This is the most important festival at the pagoda on the shores of Lake Taungthaman next to U Bein bridge. This festival attracts large numbers of pilgrims and runs for ten days, traditionally from the 5th waning day of Tawthalin to the new moon. This occurs late in September and early in October. If you are in the area at this time, it would an interesting event to experience.
'Bo Bo Gyi Nat' means 'figure of the great father'. On the eve of the festival, pilgrims traditionally throw tea leaves at each other from fixed positions. It is said that if you are hit, then you must visit the festival again next year.
Basket-weaving is a commonly-practiced craft in Amarapura. The dominant market for baskets is local traders and householders.
In recent years, many tourists have been attracted to U Bein bridge and the demand for local products has increased as more people move to the area seeking work.
For the lady pictured here, the biggest time of the year for sales was October 3rd to 13th, which marks the Bo Bo Gyi Nat Festival and draws visitors from all over Myanmar.
Her English-speaking 7 year-old nephew told me this as he gave us a de facto tour of the area (see my Amarapura page for more info on this amazing little guy).
This road is being made with hand-packed stone. The stones are sorted into similar sizes and then redistributed like a jigaw puzzle.
The road in this village (at one end of U Bein bridge in Amarapura) had previously been an earth road, but a sturdier alternative was needed it seems.
I was told this labor-intensive method is preferred to a gravel road because of the high cost of regular grading.
I noticed that drying bamboo was laying on the ground in front of almost all of the houses on the Thaungthaman side of the bridge. It must have been for repairs and new construction of homes. Almost all of the homes where built using this.
You can see the beautiful work that is done on these wall hangings. The guy that owned the factory told me that most of this style of wall hanging that is sold in Chiang Mai Thailand are produced right here in Amarapura. He told me that is because the labor is so much cheaper than in Thailand. I believed him because the style is what I considered a Thai style that I had seen in Chiang Mai. Although I don't consider myself an expert on the subject. Actually I know very little about it. Just observations.

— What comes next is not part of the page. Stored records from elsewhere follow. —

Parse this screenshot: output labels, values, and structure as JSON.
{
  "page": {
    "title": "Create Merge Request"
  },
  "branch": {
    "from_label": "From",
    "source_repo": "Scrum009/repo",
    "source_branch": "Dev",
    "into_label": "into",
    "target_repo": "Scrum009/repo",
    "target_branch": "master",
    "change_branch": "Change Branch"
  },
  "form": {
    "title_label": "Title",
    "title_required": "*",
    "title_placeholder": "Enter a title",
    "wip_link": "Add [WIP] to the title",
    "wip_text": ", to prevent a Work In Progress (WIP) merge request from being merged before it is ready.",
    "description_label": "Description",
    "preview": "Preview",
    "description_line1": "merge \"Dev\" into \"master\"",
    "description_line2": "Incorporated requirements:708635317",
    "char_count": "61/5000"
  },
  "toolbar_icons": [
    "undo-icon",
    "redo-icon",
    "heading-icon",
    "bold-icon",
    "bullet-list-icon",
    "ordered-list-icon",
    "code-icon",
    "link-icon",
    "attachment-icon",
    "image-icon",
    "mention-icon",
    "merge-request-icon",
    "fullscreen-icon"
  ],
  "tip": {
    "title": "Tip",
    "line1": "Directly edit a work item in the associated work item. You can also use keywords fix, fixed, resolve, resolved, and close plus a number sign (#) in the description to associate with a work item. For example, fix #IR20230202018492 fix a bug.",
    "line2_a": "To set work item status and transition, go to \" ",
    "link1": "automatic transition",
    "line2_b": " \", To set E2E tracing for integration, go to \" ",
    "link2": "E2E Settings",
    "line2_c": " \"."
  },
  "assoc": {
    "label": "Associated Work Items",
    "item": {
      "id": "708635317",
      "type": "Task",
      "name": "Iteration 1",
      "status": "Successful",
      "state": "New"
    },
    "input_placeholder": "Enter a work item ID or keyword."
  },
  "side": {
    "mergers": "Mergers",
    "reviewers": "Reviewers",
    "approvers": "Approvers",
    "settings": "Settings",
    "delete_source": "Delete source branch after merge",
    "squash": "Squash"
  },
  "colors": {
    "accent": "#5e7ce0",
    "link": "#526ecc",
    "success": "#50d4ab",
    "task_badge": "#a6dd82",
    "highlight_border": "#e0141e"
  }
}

I went to a factory that produced sequin lined wall hangings and other handi-crafts. There were many girls working on these. On some of the bigger projects I saw 5 girls working on 1 project. I was told that they take up to 2 weeks to finish the big ones. Then I asked how much it cost and it wasn't that expensive I don't remember the price though. Then I asked how much the girls made and my answer was "It depends on the quality" Which I translated as They don't make much money!
Amarapura is one of the big centers for Silk Weaving. Many of the factories offer tours for free! Of course they appreciate any purchases that you might make. But the tours are very interesting. Some of the designs are very intricate and are all done on hand and foot operated looms of the old tradition.

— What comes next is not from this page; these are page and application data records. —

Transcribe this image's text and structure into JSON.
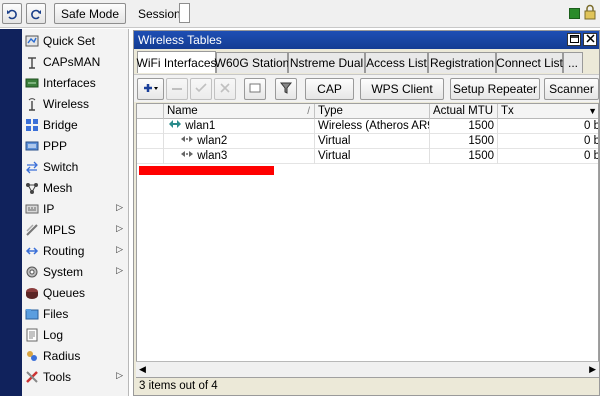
{
  "toolbar": {
    "undo_icon": "undo-icon",
    "redo_icon": "redo-icon",
    "safe_mode_label": "Safe Mode",
    "session_label": "Session:",
    "status_color": "#2a8b2a"
  },
  "sidebar": {
    "items": [
      {
        "label": "Quick Set",
        "icon": "quick-set-icon",
        "submenu": false
      },
      {
        "label": "CAPsMAN",
        "icon": "capsman-icon",
        "submenu": false
      },
      {
        "label": "Interfaces",
        "icon": "interfaces-icon",
        "submenu": false
      },
      {
        "label": "Wireless",
        "icon": "wireless-icon",
        "submenu": false
      },
      {
        "label": "Bridge",
        "icon": "bridge-icon",
        "submenu": false
      },
      {
        "label": "PPP",
        "icon": "ppp-icon",
        "submenu": false
      },
      {
        "label": "Switch",
        "icon": "switch-icon",
        "submenu": false
      },
      {
        "label": "Mesh",
        "icon": "mesh-icon",
        "submenu": false
      },
      {
        "label": "IP",
        "icon": "ip-icon",
        "submenu": true
      },
      {
        "label": "MPLS",
        "icon": "mpls-icon",
        "submenu": true
      },
      {
        "label": "Routing",
        "icon": "routing-icon",
        "submenu": true
      },
      {
        "label": "System",
        "icon": "system-icon",
        "submenu": true
      },
      {
        "label": "Queues",
        "icon": "queues-icon",
        "submenu": false
      },
      {
        "label": "Files",
        "icon": "files-icon",
        "submenu": false
      },
      {
        "label": "Log",
        "icon": "log-icon",
        "submenu": false
      },
      {
        "label": "Radius",
        "icon": "radius-icon",
        "submenu": false
      },
      {
        "label": "Tools",
        "icon": "tools-icon",
        "submenu": true
      }
    ]
  },
  "window": {
    "title": "Wireless Tables",
    "tabs": [
      "WiFi Interfaces",
      "W60G Station",
      "Nstreme Dual",
      "Access List",
      "Registration",
      "Connect List",
      "..."
    ],
    "active_tab": "WiFi Interfaces",
    "tools": {
      "cap_label": "CAP",
      "wps_client_label": "WPS Client",
      "setup_repeater_label": "Setup Repeater",
      "scanner_label": "Scanner"
    },
    "table": {
      "columns": [
        "Name",
        "Type",
        "Actual MTU",
        "Tx"
      ],
      "rows": [
        {
          "name": "wlan1",
          "type": "Wireless (Atheros AR9...",
          "mtu": "1500",
          "tx": "0 b"
        },
        {
          "name": "wlan2",
          "type": "Virtual",
          "mtu": "1500",
          "tx": "0 b"
        },
        {
          "name": "wlan3",
          "type": "Virtual",
          "mtu": "1500",
          "tx": "0 b"
        }
      ]
    },
    "status": "3 items out of 4"
  }
}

Here you can see the Novice Monks taking their meal. You can tell the novice Monks by the white robes. It is quite quiet while the eating is going on. The Monks eat with their hands so there isn't any silverware squeaky either.
Here you can see the cotton drying on the racks. Amarapura is such a huge weaving area that there must be huge fields like this for drying the cotton. But I didn't see them.

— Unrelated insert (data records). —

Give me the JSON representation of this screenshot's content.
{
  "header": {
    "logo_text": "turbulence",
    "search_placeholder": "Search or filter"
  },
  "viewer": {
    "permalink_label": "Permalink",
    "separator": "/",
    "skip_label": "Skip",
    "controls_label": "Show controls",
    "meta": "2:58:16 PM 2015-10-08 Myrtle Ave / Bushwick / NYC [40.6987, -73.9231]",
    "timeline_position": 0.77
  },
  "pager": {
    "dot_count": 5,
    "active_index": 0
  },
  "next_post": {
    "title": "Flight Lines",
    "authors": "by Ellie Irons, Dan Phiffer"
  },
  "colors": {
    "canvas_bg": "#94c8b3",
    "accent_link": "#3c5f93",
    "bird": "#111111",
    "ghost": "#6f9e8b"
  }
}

I guess there are around 40,000 looms in the Amarapura area! The clickety-clackety sound is quite nice to listen to.
Here you can see the beautiful robes of the Monks as they await their turn for recieving their offering.
Here you can see the Monks as they are about to enter the eating hall. When they were outside that made quiet conversation amongst themselves but didn't talk upon entering the eating hall.